So, as I let this ruminate; I find myself referring back to an article I was sent this summer to keep my mind whirling and my thinking on the edge. Why are students falling off track? According to this piece from Education Week the gap that separates students from achieving academic success is staggering. This is not news.
However, as I have had to arduously undergo this move of 3,000 books and their accompanied bookshelves (the entire Francis Gittens Lending Library) from room 382 to room 369; much has come to light. I’m no stranger to believing that literacy is the key to access, opportunity, and self-worth; or that the Readers Writers Workshop is the venue in which to do so. Yet, this experience — this move, has taught me even more.
Literacy needs to be passed on. It cannot remain only within our classrooms or the classrooms down the hall. It must be infiltrated into the homes in which our students live; brought with them on public transportation where book covers are viewed by others; shared with siblings. It must continually be invited and welcomed into places it does not often find an invitation. That’s our job as educators.
I’ve been reflecting on this past year, and years prior, to recollect what I believe to be some of the most vital components of the educating that occurs within the Readers Writers Workshop – and I always come back to the same two elements: creating a love and thirst for knowledge through literature and fostering the creation of students’ voices through writing. This was solidified when Daphtho (pictured above) matter-of-factly stated, “Ms. Bogdany, you don’t have to thank me for helping with the move. It’s my way of thanking you for helping me receive my diploma.”
So when Daphtho and George (two recent graduates) offered to spend their time among the heat, lifting and moving and organizing and undoing and reorganizing and waiting (for me to make aesthetic decisions); they quietly schooled me.
Through their actions they showed me that when we are relentless in supporting their thinking and ideas, when we foster them as individuals (not just students) they innately become the young men and women they are destined to become. They are willing to give back to their community (even if they are no longer going to be physically present). They understand what it means to feel safe to take risks, comfortable to allow vulnerability to surface, and the power of giving back. And, are eager to pass it forward.
During the many hours of this move, there were quiet (if not silent) moments of understanding. Albeit the towering stacks of boxes that needed unpacking, these young men stopped in their tracks as they found literature that spoke to them – and found themselves comfortable spaces in which to explore. Daphtho will be bringing literature home for his brother entering sixth grade as he works side-by-side with him on his literacy skills (knowing the importance of a strong foundation) and George decided on two pieces that were donated by a friend of mine from high school – ponderings and questions about taking the next steps in our lives.

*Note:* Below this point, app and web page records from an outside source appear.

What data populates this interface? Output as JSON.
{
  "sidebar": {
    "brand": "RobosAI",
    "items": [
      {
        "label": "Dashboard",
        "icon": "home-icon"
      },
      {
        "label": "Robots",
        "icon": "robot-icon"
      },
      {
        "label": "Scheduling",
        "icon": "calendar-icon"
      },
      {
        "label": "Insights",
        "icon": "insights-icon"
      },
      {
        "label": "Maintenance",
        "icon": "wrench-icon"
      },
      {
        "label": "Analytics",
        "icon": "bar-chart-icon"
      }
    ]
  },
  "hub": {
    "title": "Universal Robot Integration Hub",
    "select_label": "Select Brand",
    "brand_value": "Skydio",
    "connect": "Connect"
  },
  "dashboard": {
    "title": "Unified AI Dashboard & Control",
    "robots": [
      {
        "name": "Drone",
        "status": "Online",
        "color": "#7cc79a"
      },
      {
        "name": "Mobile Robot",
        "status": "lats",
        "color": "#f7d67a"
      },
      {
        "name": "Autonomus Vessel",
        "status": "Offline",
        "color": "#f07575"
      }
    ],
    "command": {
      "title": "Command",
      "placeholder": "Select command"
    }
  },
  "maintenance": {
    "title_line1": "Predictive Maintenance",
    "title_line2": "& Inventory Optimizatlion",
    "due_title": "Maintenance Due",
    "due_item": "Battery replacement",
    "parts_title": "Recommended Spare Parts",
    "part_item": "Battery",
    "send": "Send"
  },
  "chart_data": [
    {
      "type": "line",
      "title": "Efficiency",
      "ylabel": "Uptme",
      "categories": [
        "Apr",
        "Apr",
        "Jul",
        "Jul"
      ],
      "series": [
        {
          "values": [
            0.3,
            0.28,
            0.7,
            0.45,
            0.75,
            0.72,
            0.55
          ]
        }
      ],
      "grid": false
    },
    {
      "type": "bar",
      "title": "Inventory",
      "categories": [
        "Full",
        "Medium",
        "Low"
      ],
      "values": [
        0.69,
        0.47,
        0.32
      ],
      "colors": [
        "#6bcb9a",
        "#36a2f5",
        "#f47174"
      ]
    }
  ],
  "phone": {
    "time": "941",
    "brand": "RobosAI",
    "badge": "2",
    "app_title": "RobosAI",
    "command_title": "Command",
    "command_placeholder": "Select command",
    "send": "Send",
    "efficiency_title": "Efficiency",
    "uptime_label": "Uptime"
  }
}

So no, my urgency for, “Time is ticking” did not kick in. But what did kick in was, “This is exactly what this time needs to be. Us. Books. Connection. They are ready for their next steps. How grateful I am to have borne witness to their growth and how wildly fortunate I am to know them as the citizens they have become.”
What elements of the Readers Writers Workshop do you believe propels your students in becoming robust citizens?